One of our biggest strengths is the content of the courses. It all comes down to what topics we choose to make courses about and then the storytelling in these courses. As we continuously create new courses we can always be on the beat. We also ask our customers for input about topics and the content itself, ensuring that the content is relevant and not just a theoretical blur.
We aim to hit the level of knowledge where we don’t demand too much of our readers. There are a lot of things that employees in companies don’t have to know about cyber security – the most important thing is that they are aware in their daily life so that they can spot when something is out of the ordinary. If they spot that they can always ask for help from the IT department, they don’t need to know in-depth knowledge themselves.
Would you say that your customers are mainly proactive or reactive against cyber attacks?
That’s a good question but you could argue that awareness training and phishing training, at their core, is proactive. If it works it can seem like a waste of money as it means you are not getting hacked but at the same time, that’s the goal of being proactive.
In broader terms, I think it’s safe to say that more and more organizations are becoming proactive. It’s probably caused by an increasing number of stories of organizations getting hacked as well as regulations such as the GDPR and NIS2, just to use a couple of European examples.
What is your suggested course of action if a website gets hacked?
I don’t think I have a general response to that as it depends on a lot of things. What are you using your website for today? What is the cost of downtime? What data can get lost? And so on. I think you need to do a thorough risk analysis before it happens to understand the potential consequences. If you don’t have that, you probably also lack of a plan when you get hacked which means the first action is potentially panic. If your website is crucial for your business you need to act right away, but if your website is “just” a digital business card then it might not be a live-or-die scenario. I think that a risk analysis will help you create a good plan for “What if my website gets hacked”, and then you don’t need general suggestions from me.
Is There Any Recent Cyber-Attack That Concerned You More Than Others?
No, it’s not a specific cyber-attack that concerns me. It’s the vast number of attacks that concerns me. The growth rate of attacks is concerning. We also see more and more automated attacks which means cyber-attacks scale easily. We see thousands of phishing emails which mean people must be aware of this every single day. Of course, the technical defenses also get stronger and stronger, but you can’t avoid phishing emails in your inbox with 100% so you need colleagues who spot the dangers and warns others.
And what cybersecurity trends do you think will be crucial in the near future?
I think we will see more of the same when it comes to attacks, but I truly believe that we will see more and more companies invest in people. Historically IT departments have bought technical solutions to prevent security breaches, but the numbers show that the biggest risk is people. I think this means we will see a huge development in people-focused cyber security in the coming years.

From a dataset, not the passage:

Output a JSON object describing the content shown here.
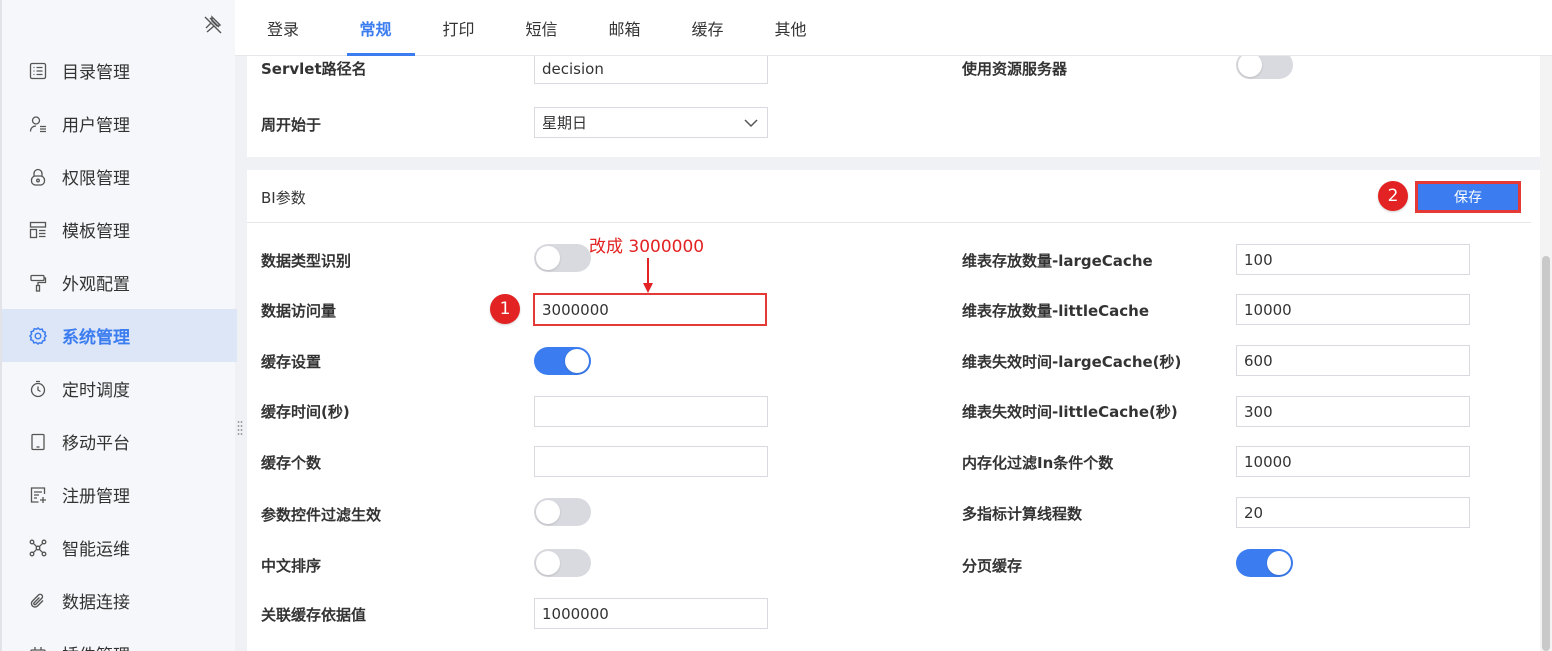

And what about your future? What is next for Cyberpilot?
We want to be on the journey of creating people-focused cyber security. We want to create better and better courses and phishing simulations while we also get to know our customers even better. We want to stay close to our customers as they are sitting with the cyber security challenges every single day. I think this will create a lot of learnings for us which will make our services better and make us competitive in the international cybersecurity landscape.